** Exercise requirements **
All records below should be repeated exactly, with the pictures left out.

** Web page and app entries **

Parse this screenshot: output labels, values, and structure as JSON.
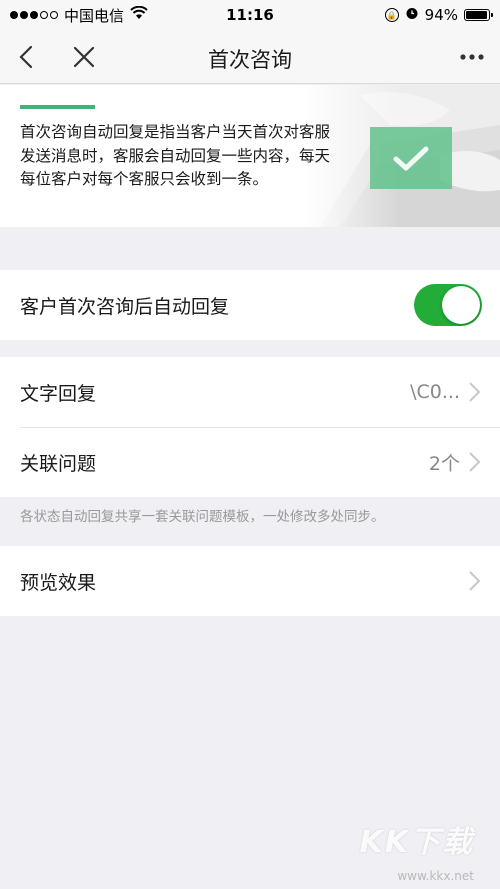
{
  "status_bar": {
    "carrier": "中国电信",
    "time": "11:16",
    "battery": "94%",
    "battery_level": 0.94
  },
  "nav": {
    "title": "首次咨询"
  },
  "intro": {
    "text": "首次咨询自动回复是指当客户当天首次对客服发送消息时，客服会自动回复一些内容，每天每位客户对每个客服只会收到一条。",
    "accent_color": "#3cb77a"
  },
  "auto_reply_toggle": {
    "label": "客户首次咨询后自动回复",
    "enabled": true,
    "on_color": "#22ac38"
  },
  "settings": {
    "text_reply": {
      "label": "文字回复",
      "value": "\\C0..."
    },
    "related_questions": {
      "label": "关联问题",
      "value": "2个"
    }
  },
  "note": "各状态自动回复共享一套关联问题模板，一处修改多处同步。",
  "preview": {
    "label": "预览效果"
  },
  "watermark": {
    "text": "KK下载",
    "url": "www.kkx.net"
  }
}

** Output **
Parse this screenshot: output labels, values, and structure as JSON.
{
  "status_bar": {
    "carrier": "中国电信",
    "time": "11:16",
    "battery": "94%",
    "battery_level": 0.94
  },
  "nav": {
    "title": "首次咨询"
  },
  "intro": {
    "text": "首次咨询自动回复是指当客户当天首次对客服发送消息时，客服会自动回复一些内容，每天每位客户对每个客服只会收到一条。",
    "accent_color": "#3cb77a"
  },
  "auto_reply_toggle": {
    "label": "客户首次咨询后自动回复",
    "enabled": true,
    "on_color": "#22ac38"
  },
  "settings": {
    "text_reply": {
      "label": "文字回复",
      "value": "\\C0..."
    },
    "related_questions": {
      "label": "关联问题",
      "value": "2个"
    }
  },
  "note": "各状态自动回复共享一套关联问题模板，一处修改多处同步。",
  "preview": {
    "label": "预览效果"
  },
  "watermark": {
    "text": "KK下载",
    "url": "www.kkx.net"
  }
}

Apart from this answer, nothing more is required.